It is a formidable opponent indeed. The F Eagle has a great mixture of unprecedented maneuverability and acceleration, range, weaponry, and avionics. Declan Keegan via Flickr ]. During combat, the pilot uses a head-up display that projects on the windscreen.

History of the Eagle

This displays vital information gathered by the integrated avionics systems. Saving time and potentially the pilot's life. This radar system allows the fighter to track aircraft and small high-speed targets at distances beyond the visual range and down to treetop level. All of this information is fed to the HUD and provides both threat warnings and automated countermeasures against threats.

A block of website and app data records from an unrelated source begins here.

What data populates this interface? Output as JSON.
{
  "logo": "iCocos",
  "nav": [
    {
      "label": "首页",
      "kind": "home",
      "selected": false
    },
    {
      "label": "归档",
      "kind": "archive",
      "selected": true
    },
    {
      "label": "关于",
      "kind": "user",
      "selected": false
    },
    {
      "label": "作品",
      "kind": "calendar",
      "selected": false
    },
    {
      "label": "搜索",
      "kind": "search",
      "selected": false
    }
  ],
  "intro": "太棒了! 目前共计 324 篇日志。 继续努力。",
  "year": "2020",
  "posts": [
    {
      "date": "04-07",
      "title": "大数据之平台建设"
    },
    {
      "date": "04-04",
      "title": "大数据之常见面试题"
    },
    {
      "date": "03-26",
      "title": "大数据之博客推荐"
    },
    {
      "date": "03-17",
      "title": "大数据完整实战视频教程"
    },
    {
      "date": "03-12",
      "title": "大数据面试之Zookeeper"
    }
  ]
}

If the pilot finds himself in a dogfight the radar automatically acquires the enemy, pretty handy. The Eagle can be armed with a large variety of combinations of armaments. Given the fighter's age, you'd be forgiven for thinking it is long past retirement age. But it has been rumored that the USAF has delayed the inevitable at least for a decade.